Is it possible or necessary to level the playing field in fighting games between skilled and not skilled players?
Nope to both.
The only way you can level the playing field is by making skill less influential on the outcome of the game. You can do this either by reducing how difficult the optimal outcome is to produce, or by reducing the amount of advantage conferred by the optimal outcome relative to the least optimal outcome. Or you can do this by having randomness be a much stronger determiner of who actually wins the game.
Of course, all of these things will piss off skilled players. You might have some limited measure of success depending on the implementation though. I’ve been arguing that randomized bullet spread has been bad for years and should be replaced with damage dropoff relative to distance to get the same effect and I don’t think anyone agrees with me on that.

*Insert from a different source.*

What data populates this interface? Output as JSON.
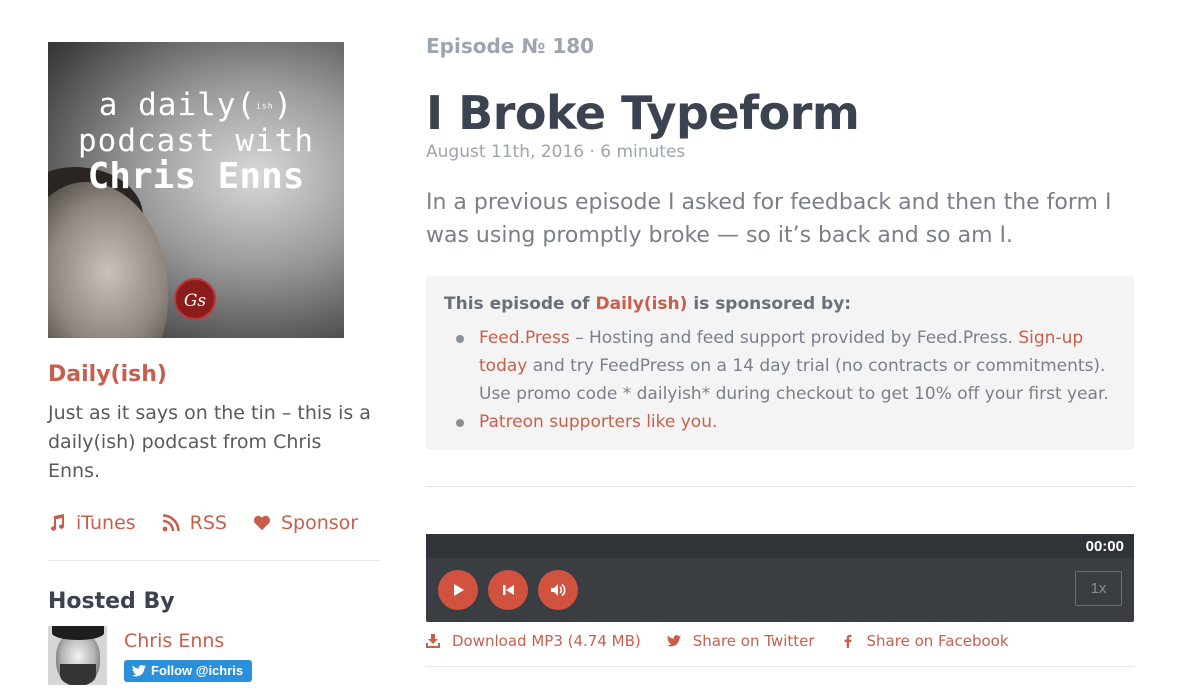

Since the difference between skilled outcomes and random outcomes are difficult to distinguish, especially when the two are combined, randomness seems to help some games out, like Hearthstone, Call of Duty (Red Orchestra devs once called CoD out for this), maybe SF2 (never been explicitly called out for this, but it is the most mainstream popular SF game, so it’s possible the randomized damage and stun had a role), and Smash Bros with items on. Randomness mixed with skill tests allows weaker players to feel good about their skills when they occasionally win, possibly adding to the overall “stickiness” of the game for a wide audience, while still allowing players to build consistency overall.
However Luck can still be beneficial from a business perspective. This talk by one of the famous designers of Magic: The Gathering basically makes the argument, “Luck is really good at attracting players, introducing more luck into a game angers existing players, so you should start out with as much luck as you think the game needs, then reduce it over time as the playerbase matures.” And it presents the case of Team Fortress 2, which followed his pattern of high luck early on and reducing it as the game grew older, which was pretty successful for TF2.
Smash Bros Melee had a natural release valve in this way. The default modes and stages have items and other random effects, but the game offers options to turn these off, so as the game matured into its competitive format, players had the ability to turn off most of the randomness and get serious.
So to build a successful game, randomness helps to attract an audience, but it should probably have patches to reduce the effect of the random elements over time, options to mitigate the randomness that are made low-affordance on purpose so the community can slowly discover how to mitigate or remove randomness, or variant rules to remove the random elements.
I would mention what I call “performance variance” here. It’s possible to have two equally deep and perfectly fair games and still change how consistent the expression of skill is.
Prismata is the best example I’ve seen. It’s a pure deterministic and perfect information strategy game and yet it’s surprisingly common for a top player to lose to a much weaker player. The effect is completely emergent; since each set you play has a different optimal strategy and so a player’s “skill” is basically how well they play in each set averaged out, the odds are not bad in any single match that a weaker player will actually outplay the stronger player. I’ve never seen anyone complain about this. It’s the best of both worlds. It’s pure skill and still allows weaker players to win fairly often. This aids matchmaking, since you don’t have to be within 100 elo to be a good match.
(People do complain about the very small amount of RNG that actually does exist – just who goes first – but it’s extremely rare that that’s a problem since the second player is compensated with an extra Drone).
I’d actually say this is one of the main weaknesses of Go compared to Prismata. In Go it seems like if I’m 2 kyu weaker than my opponent, I have at most a 5% chance of winning. Since Go has the same starting position in every game – and also has hundreds of moves going into a match – a stronger player almost always outplays someone who’s just slightly weaker.